EDUCATION SECRETARY Lamar Alexander announced the administration's new rules for black-only scholarships last week.
Alexander came up with this: Colleges may not use their own funds for race-exclusive scholarship programs, but may take race into account in awarding those scholarships; colleges may administer race-exclusive scholarship programs if they are under court orders to rectify past racial discrimination; colleges may administer race-exclusive scholarship programs if the funds are so earmarked by private donors or by Congress.
That would be a pretty good plan coming from a liberal Democratic administration. It is a very good one coming from a somewhat conservative Republican administration.
Yet the reaction from some civil rights and black leaders has been antagonistic. William H. Gray, who heads the United Negro College Fund, said of it, "It's beginning to smell awfully political to me. It has the stench of Louisiana politics."
That is absurd. It is outrageous. If he doesn't know the difference between Lamar Alexander and David Duke, he shouldn't be running such a prestigious organization. But of course, he does know the difference. He is a recently resigned member of Congress, and he is still reacting politically, partisanly and, I would even say, demagogically to events.
His other motto is "a big mouth is a terrible thing to waste."
The biggest mouth of all commenting on race relations this week was David Buchanan, er, Pat Duke, er, Pat Buchanan. Appearing on David Brinkley's interview show on ABC, Buchanan said this:
"If we had to take a million immigrants in, say Zulus, next year, or Englishmen, and put them in Virginia, what group would be easier to assimilate and would cause less problems?" This was a gratuitous insult to blacks. The question he was responding to had nothing to do with race. The immigration debate is not about such choices. He chose to answer it in the most demeaning and stereotypical way. Even if he believes the answer to his rhetorical question is "Englishmen," there was no reason other than demagogy to phrase it that way.
(As a matter of fact, the answer to the question is probably "one group would be no easier or more difficult to assimilate than the other group." In many Southern states, if not Virginia -- where there are more people of African than English ancestry -- the answer would be "the Zulus would be easier to assimilate."
It is often said of the sort of racist rhetoric that the Buchanans resort to, and also of the sort that the Grays indulge in, that it polarizes politics. But the races are already politically polarized. What is really wrong with this rhetoric is that it poisons politics.
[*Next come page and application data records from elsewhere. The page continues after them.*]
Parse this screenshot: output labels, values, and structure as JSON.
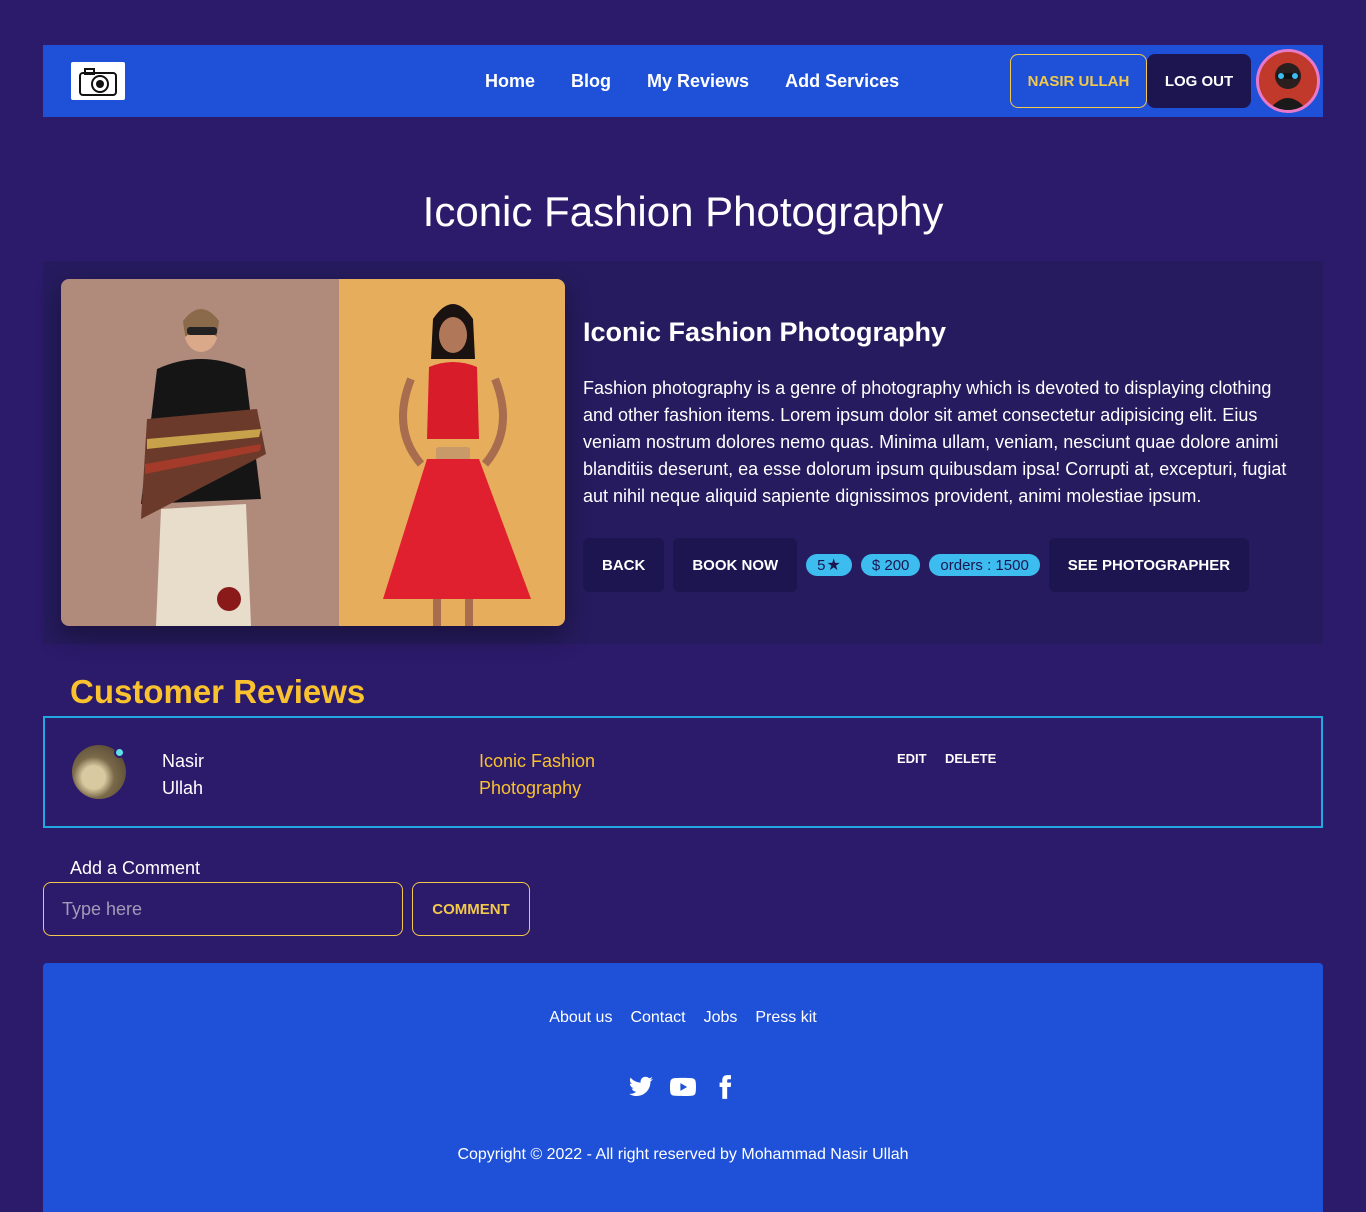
{
  "navbar": {
    "logo_icon": "camera-logo",
    "links": [
      "Home",
      "Blog",
      "My Reviews",
      "Add Services"
    ],
    "user_name": "NASIR ULLAH",
    "logout_label": "LOG OUT",
    "avatar_icon": "user-avatar"
  },
  "page": {
    "title": "Iconic Fashion Photography"
  },
  "service": {
    "title": "Iconic Fashion Photography",
    "description": "Fashion photography is a genre of photography which is devoted to displaying clothing and other fashion items. Lorem ipsum dolor sit amet consectetur adipisicing elit. Eius veniam nostrum dolores nemo quas. Minima ullam, veniam, nesciunt quae dolore animi blanditiis deserunt, ea esse dolorum ipsum quibusdam ipsa! Corrupti at, excepturi, fugiat aut nihil neque aliquid sapiente dignissimos provident, animi molestiae ipsum.",
    "back_label": "BACK",
    "book_label": "BOOK NOW",
    "rating": "5",
    "rating_icon": "star-icon",
    "price": "$ 200",
    "orders": "orders : 1500",
    "see_photographer_label": "SEE PHOTOGRAPHER"
  },
  "reviews": {
    "title": "Customer Reviews",
    "items": [
      {
        "name": "Nasir Ullah",
        "service": "Iconic Fashion Photography",
        "edit_label": "EDIT",
        "delete_label": "DELETE"
      }
    ]
  },
  "comment": {
    "label": "Add a Comment",
    "placeholder": "Type here",
    "button_label": "COMMENT"
  },
  "footer": {
    "links": [
      "About us",
      "Contact",
      "Jobs",
      "Press kit"
    ],
    "social_icons": [
      "twitter-icon",
      "youtube-icon",
      "facebook-icon"
    ],
    "copyright": "Copyright © 2022 - All right reserved by Mohammad Nasir Ullah"
  },
  "colors": {
    "background": "#2c1a6a",
    "primary": "#1e50d8",
    "accent": "#f9c22e",
    "badge": "#3dbcf0",
    "card": "#261b5e"
  }
}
It poisons society. It engenders evermore racial suspicion, fear, hostility and even hatred.
It has no place in mainstream political debate.
Saturday: Some thoughts on the Maryland Republican primary.